▶ **YOUR GOAL**
Restate the whole listing word for word, missing no line.

+ + + + + + +

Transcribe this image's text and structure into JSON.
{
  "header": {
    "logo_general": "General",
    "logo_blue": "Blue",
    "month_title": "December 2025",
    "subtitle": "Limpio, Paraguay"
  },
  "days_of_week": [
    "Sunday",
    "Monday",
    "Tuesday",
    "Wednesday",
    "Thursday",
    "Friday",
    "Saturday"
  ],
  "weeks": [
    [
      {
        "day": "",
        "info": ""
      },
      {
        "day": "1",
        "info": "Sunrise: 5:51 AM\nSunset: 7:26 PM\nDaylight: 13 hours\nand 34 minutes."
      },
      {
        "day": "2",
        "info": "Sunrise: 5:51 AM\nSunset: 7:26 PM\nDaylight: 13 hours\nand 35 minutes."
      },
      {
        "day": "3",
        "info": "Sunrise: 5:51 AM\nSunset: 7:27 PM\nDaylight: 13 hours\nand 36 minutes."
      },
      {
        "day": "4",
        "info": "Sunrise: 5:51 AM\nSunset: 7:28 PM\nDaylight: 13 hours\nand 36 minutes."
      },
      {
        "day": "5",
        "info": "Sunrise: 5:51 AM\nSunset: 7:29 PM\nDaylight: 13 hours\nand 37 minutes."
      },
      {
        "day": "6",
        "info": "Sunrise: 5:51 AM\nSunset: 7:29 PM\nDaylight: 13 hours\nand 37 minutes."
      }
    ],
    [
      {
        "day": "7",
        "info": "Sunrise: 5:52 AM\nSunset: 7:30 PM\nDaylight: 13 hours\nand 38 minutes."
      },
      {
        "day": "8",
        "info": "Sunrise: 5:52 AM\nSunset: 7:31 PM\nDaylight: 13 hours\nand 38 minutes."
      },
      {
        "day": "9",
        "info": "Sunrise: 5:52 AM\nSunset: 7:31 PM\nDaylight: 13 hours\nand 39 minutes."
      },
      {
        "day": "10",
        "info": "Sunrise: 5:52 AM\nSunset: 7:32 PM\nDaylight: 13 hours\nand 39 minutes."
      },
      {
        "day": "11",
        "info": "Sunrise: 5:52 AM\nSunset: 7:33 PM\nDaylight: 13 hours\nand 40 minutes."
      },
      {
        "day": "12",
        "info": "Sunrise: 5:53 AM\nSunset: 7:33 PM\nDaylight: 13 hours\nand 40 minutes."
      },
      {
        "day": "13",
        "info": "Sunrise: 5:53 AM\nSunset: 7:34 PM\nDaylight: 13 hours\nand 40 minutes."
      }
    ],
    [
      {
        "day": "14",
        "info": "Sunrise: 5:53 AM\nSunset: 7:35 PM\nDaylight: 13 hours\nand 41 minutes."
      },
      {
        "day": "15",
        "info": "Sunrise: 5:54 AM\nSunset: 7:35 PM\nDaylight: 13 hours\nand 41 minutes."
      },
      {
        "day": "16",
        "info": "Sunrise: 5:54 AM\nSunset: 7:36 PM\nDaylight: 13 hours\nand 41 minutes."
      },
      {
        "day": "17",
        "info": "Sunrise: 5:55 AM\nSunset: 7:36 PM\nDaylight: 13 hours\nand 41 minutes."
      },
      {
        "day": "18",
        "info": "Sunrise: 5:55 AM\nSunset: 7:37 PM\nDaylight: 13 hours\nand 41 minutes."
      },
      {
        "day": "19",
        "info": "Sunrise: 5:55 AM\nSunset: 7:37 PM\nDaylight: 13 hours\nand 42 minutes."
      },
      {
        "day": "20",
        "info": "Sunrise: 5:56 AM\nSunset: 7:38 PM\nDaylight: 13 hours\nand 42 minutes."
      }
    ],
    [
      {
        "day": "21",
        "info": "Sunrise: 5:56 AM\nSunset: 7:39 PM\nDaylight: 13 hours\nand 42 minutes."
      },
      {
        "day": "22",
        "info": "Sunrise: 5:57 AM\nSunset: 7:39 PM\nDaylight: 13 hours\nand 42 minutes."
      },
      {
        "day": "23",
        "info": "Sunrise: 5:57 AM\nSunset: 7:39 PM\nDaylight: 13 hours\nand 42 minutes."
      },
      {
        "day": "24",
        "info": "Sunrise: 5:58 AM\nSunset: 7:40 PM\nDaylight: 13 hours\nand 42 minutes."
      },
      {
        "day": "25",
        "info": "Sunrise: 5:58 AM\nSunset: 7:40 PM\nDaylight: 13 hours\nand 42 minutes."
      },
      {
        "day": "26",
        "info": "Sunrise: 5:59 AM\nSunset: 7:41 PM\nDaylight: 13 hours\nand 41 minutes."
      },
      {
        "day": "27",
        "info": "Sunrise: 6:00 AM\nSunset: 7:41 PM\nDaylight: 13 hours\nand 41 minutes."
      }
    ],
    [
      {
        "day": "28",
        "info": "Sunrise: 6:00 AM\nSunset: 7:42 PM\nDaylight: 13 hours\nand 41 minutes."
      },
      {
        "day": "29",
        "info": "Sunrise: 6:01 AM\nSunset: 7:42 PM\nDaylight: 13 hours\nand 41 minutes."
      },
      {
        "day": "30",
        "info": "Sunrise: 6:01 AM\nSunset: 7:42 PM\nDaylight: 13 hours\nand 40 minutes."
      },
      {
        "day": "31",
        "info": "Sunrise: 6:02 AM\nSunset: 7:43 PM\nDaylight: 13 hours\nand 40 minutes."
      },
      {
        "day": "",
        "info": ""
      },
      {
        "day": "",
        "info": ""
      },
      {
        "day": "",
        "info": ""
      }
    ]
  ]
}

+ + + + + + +

▶ **SOLUTION FOR THIS TASK**
Transcribe this image's text and structure into JSON.
{
  "header": {
    "logo_general": "General",
    "logo_blue": "Blue",
    "month_title": "December 2025",
    "subtitle": "Limpio, Paraguay"
  },
  "days_of_week": [
    "Sunday",
    "Monday",
    "Tuesday",
    "Wednesday",
    "Thursday",
    "Friday",
    "Saturday"
  ],
  "weeks": [
    [
      {
        "day": "",
        "info": ""
      },
      {
        "day": "1",
        "info": "Sunrise: 5:51 AM\nSunset: 7:26 PM\nDaylight: 13 hours\nand 34 minutes."
      },
      {
        "day": "2",
        "info": "Sunrise: 5:51 AM\nSunset: 7:26 PM\nDaylight: 13 hours\nand 35 minutes."
      },
      {
        "day": "3",
        "info": "Sunrise: 5:51 AM\nSunset: 7:27 PM\nDaylight: 13 hours\nand 36 minutes."
      },
      {
        "day": "4",
        "info": "Sunrise: 5:51 AM\nSunset: 7:28 PM\nDaylight: 13 hours\nand 36 minutes."
      },
      {
        "day": "5",
        "info": "Sunrise: 5:51 AM\nSunset: 7:29 PM\nDaylight: 13 hours\nand 37 minutes."
      },
      {
        "day": "6",
        "info": "Sunrise: 5:51 AM\nSunset: 7:29 PM\nDaylight: 13 hours\nand 37 minutes."
      }
    ],
    [
      {
        "day": "7",
        "info": "Sunrise: 5:52 AM\nSunset: 7:30 PM\nDaylight: 13 hours\nand 38 minutes."
      },
      {
        "day": "8",
        "info": "Sunrise: 5:52 AM\nSunset: 7:31 PM\nDaylight: 13 hours\nand 38 minutes."
      },
      {
        "day": "9",
        "info": "Sunrise: 5:52 AM\nSunset: 7:31 PM\nDaylight: 13 hours\nand 39 minutes."
      },
      {
        "day": "10",
        "info": "Sunrise: 5:52 AM\nSunset: 7:32 PM\nDaylight: 13 hours\nand 39 minutes."
      },
      {
        "day": "11",
        "info": "Sunrise: 5:52 AM\nSunset: 7:33 PM\nDaylight: 13 hours\nand 40 minutes."
      },
      {
        "day": "12",
        "info": "Sunrise: 5:53 AM\nSunset: 7:33 PM\nDaylight: 13 hours\nand 40 minutes."
      },
      {
        "day": "13",
        "info": "Sunrise: 5:53 AM\nSunset: 7:34 PM\nDaylight: 13 hours\nand 40 minutes."
      }
    ],
    [
      {
        "day": "14",
        "info": "Sunrise: 5:53 AM\nSunset: 7:35 PM\nDaylight: 13 hours\nand 41 minutes."
      },
      {
        "day": "15",
        "info": "Sunrise: 5:54 AM\nSunset: 7:35 PM\nDaylight: 13 hours\nand 41 minutes."
      },
      {
        "day": "16",
        "info": "Sunrise: 5:54 AM\nSunset: 7:36 PM\nDaylight: 13 hours\nand 41 minutes."
      },
      {
        "day": "17",
        "info": "Sunrise: 5:55 AM\nSunset: 7:36 PM\nDaylight: 13 hours\nand 41 minutes."
      },
      {
        "day": "18",
        "info": "Sunrise: 5:55 AM\nSunset: 7:37 PM\nDaylight: 13 hours\nand 41 minutes."
      },
      {
        "day": "19",
        "info": "Sunrise: 5:55 AM\nSunset: 7:37 PM\nDaylight: 13 hours\nand 42 minutes."
      },
      {
        "day": "20",
        "info": "Sunrise: 5:56 AM\nSunset: 7:38 PM\nDaylight: 13 hours\nand 42 minutes."
      }
    ],
    [
      {
        "day": "21",
        "info": "Sunrise: 5:56 AM\nSunset: 7:39 PM\nDaylight: 13 hours\nand 42 minutes."
      },
      {
        "day": "22",
        "info": "Sunrise: 5:57 AM\nSunset: 7:39 PM\nDaylight: 13 hours\nand 42 minutes."
      },
      {
        "day": "23",
        "info": "Sunrise: 5:57 AM\nSunset: 7:39 PM\nDaylight: 13 hours\nand 42 minutes."
      },
      {
        "day": "24",
        "info": "Sunrise: 5:58 AM\nSunset: 7:40 PM\nDaylight: 13 hours\nand 42 minutes."
      },
      {
        "day": "25",
        "info": "Sunrise: 5:58 AM\nSunset: 7:40 PM\nDaylight: 13 hours\nand 42 minutes."
      },
      {
        "day": "26",
        "info": "Sunrise: 5:59 AM\nSunset: 7:41 PM\nDaylight: 13 hours\nand 41 minutes."
      },
      {
        "day": "27",
        "info": "Sunrise: 6:00 AM\nSunset: 7:41 PM\nDaylight: 13 hours\nand 41 minutes."
      }
    ],
    [
      {
        "day": "28",
        "info": "Sunrise: 6:00 AM\nSunset: 7:42 PM\nDaylight: 13 hours\nand 41 minutes."
      },
      {
        "day": "29",
        "info": "Sunrise: 6:01 AM\nSunset: 7:42 PM\nDaylight: 13 hours\nand 41 minutes."
      },
      {
        "day": "30",
        "info": "Sunrise: 6:01 AM\nSunset: 7:42 PM\nDaylight: 13 hours\nand 40 minutes."
      },
      {
        "day": "31",
        "info": "Sunrise: 6:02 AM\nSunset: 7:43 PM\nDaylight: 13 hours\nand 40 minutes."
      },
      {
        "day": "",
        "info": ""
      },
      {
        "day": "",
        "info": ""
      },
      {
        "day": "",
        "info": ""
      }
    ]
  ]
}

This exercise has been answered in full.